BRIEF: Repeat the entries that follow, exactly as they are written.

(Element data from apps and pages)
————

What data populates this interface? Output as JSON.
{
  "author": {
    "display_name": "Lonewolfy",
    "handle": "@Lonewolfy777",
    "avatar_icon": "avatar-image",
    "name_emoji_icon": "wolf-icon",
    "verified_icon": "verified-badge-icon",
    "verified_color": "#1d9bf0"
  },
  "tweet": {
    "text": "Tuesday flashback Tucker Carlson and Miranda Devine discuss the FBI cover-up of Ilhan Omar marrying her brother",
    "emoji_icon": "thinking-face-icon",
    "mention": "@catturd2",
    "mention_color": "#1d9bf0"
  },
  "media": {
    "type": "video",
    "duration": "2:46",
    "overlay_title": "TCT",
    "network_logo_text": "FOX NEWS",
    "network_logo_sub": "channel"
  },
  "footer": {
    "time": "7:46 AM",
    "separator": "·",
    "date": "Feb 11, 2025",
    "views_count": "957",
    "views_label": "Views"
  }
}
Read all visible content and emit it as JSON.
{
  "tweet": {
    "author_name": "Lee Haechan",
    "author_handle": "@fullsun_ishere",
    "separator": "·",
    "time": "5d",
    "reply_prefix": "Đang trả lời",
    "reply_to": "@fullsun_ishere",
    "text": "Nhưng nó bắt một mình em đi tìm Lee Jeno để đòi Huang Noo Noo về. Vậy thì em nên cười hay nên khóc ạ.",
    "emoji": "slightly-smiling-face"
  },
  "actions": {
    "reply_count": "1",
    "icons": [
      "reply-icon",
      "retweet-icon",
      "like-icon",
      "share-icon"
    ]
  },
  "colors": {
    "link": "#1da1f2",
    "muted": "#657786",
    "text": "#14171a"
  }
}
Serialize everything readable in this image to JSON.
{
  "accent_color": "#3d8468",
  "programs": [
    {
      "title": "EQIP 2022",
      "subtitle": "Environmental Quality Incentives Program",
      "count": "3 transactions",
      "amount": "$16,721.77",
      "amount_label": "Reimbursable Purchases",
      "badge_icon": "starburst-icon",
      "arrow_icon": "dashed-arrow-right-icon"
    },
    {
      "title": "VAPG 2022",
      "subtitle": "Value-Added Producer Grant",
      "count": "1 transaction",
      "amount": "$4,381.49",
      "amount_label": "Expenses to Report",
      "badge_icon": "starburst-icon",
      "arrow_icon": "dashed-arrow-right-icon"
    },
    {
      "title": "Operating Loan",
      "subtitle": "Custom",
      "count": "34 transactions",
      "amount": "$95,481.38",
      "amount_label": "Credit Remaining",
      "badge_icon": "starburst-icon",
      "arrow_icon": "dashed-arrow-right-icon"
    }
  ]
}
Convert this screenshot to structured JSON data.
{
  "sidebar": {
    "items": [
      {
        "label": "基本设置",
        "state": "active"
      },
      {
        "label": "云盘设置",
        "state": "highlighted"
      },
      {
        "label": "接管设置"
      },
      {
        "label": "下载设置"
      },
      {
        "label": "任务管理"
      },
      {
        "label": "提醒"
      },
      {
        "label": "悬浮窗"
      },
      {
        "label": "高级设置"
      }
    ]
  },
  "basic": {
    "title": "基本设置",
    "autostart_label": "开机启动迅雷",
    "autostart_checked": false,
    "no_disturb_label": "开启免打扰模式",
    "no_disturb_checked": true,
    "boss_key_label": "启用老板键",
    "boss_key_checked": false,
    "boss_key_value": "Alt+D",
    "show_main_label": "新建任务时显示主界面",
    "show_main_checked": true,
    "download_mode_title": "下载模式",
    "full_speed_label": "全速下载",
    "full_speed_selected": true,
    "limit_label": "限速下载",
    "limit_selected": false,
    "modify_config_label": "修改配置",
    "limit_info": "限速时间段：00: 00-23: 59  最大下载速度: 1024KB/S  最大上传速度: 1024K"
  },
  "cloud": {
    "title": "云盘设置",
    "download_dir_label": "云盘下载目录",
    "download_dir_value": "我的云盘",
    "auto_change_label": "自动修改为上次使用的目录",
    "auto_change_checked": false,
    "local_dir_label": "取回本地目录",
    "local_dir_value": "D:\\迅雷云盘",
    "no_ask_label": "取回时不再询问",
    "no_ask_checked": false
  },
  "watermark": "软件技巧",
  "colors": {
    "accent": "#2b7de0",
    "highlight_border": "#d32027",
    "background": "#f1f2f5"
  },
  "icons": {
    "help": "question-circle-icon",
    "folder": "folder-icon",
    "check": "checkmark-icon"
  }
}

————

WORKED SOLUTION:
What data populates this interface? Output as JSON.
{
  "author": {
    "display_name": "Lonewolfy",
    "handle": "@Lonewolfy777",
    "avatar_icon": "avatar-image",
    "name_emoji_icon": "wolf-icon",
    "verified_icon": "verified-badge-icon",
    "verified_color": "#1d9bf0"
  },
  "tweet": {
    "text": "Tuesday flashback Tucker Carlson and Miranda Devine discuss the FBI cover-up of Ilhan Omar marrying her brother",
    "emoji_icon": "thinking-face-icon",
    "mention": "@catturd2",
    "mention_color": "#1d9bf0"
  },
  "media": {
    "type": "video",
    "duration": "2:46",
    "overlay_title": "TCT",
    "network_logo_text": "FOX NEWS",
    "network_logo_sub": "channel"
  },
  "footer": {
    "time": "7:46 AM",
    "separator": "·",
    "date": "Feb 11, 2025",
    "views_count": "957",
    "views_label": "Views"
  }
}
Read all visible content and emit it as JSON.
{
  "tweet": {
    "author_name": "Lee Haechan",
    "author_handle": "@fullsun_ishere",
    "separator": "·",
    "time": "5d",
    "reply_prefix": "Đang trả lời",
    "reply_to": "@fullsun_ishere",
    "text": "Nhưng nó bắt một mình em đi tìm Lee Jeno để đòi Huang Noo Noo về. Vậy thì em nên cười hay nên khóc ạ.",
    "emoji": "slightly-smiling-face"
  },
  "actions": {
    "reply_count": "1",
    "icons": [
      "reply-icon",
      "retweet-icon",
      "like-icon",
      "share-icon"
    ]
  },
  "colors": {
    "link": "#1da1f2",
    "muted": "#657786",
    "text": "#14171a"
  }
}
Serialize everything readable in this image to JSON.
{
  "accent_color": "#3d8468",
  "programs": [
    {
      "title": "EQIP 2022",
      "subtitle": "Environmental Quality Incentives Program",
      "count": "3 transactions",
      "amount": "$16,721.77",
      "amount_label": "Reimbursable Purchases",
      "badge_icon": "starburst-icon",
      "arrow_icon": "dashed-arrow-right-icon"
    },
    {
      "title": "VAPG 2022",
      "subtitle": "Value-Added Producer Grant",
      "count": "1 transaction",
      "amount": "$4,381.49",
      "amount_label": "Expenses to Report",
      "badge_icon": "starburst-icon",
      "arrow_icon": "dashed-arrow-right-icon"
    },
    {
      "title": "Operating Loan",
      "subtitle": "Custom",
      "count": "34 transactions",
      "amount": "$95,481.38",
      "amount_label": "Credit Remaining",
      "badge_icon": "starburst-icon",
      "arrow_icon": "dashed-arrow-right-icon"
    }
  ]
}
Convert this screenshot to structured JSON data.
{
  "sidebar": {
    "items": [
      {
        "label": "基本设置",
        "state": "active"
      },
      {
        "label": "云盘设置",
        "state": "highlighted"
      },
      {
        "label": "接管设置"
      },
      {
        "label": "下载设置"
      },
      {
        "label": "任务管理"
      },
      {
        "label": "提醒"
      },
      {
        "label": "悬浮窗"
      },
      {
        "label": "高级设置"
      }
    ]
  },
  "basic": {
    "title": "基本设置",
    "autostart_label": "开机启动迅雷",
    "autostart_checked": false,
    "no_disturb_label": "开启免打扰模式",
    "no_disturb_checked": true,
    "boss_key_label": "启用老板键",
    "boss_key_checked": false,
    "boss_key_value": "Alt+D",
    "show_main_label": "新建任务时显示主界面",
    "show_main_checked": true,
    "download_mode_title": "下载模式",
    "full_speed_label": "全速下载",
    "full_speed_selected": true,
    "limit_label": "限速下载",
    "limit_selected": false,
    "modify_config_label": "修改配置",
    "limit_info": "限速时间段：00: 00-23: 59  最大下载速度: 1024KB/S  最大上传速度: 1024K"
  },
  "cloud": {
    "title": "云盘设置",
    "download_dir_label": "云盘下载目录",
    "download_dir_value": "我的云盘",
    "auto_change_label": "自动修改为上次使用的目录",
    "auto_change_checked": false,
    "local_dir_label": "取回本地目录",
    "local_dir_value": "D:\\迅雷云盘",
    "no_ask_label": "取回时不再询问",
    "no_ask_checked": false
  },
  "watermark": "软件技巧",
  "colors": {
    "accent": "#2b7de0",
    "highlight_border": "#d32027",
    "background": "#f1f2f5"
  },
  "icons": {
    "help": "question-circle-icon",
    "folder": "folder-icon",
    "check": "checkmark-icon"
  }
}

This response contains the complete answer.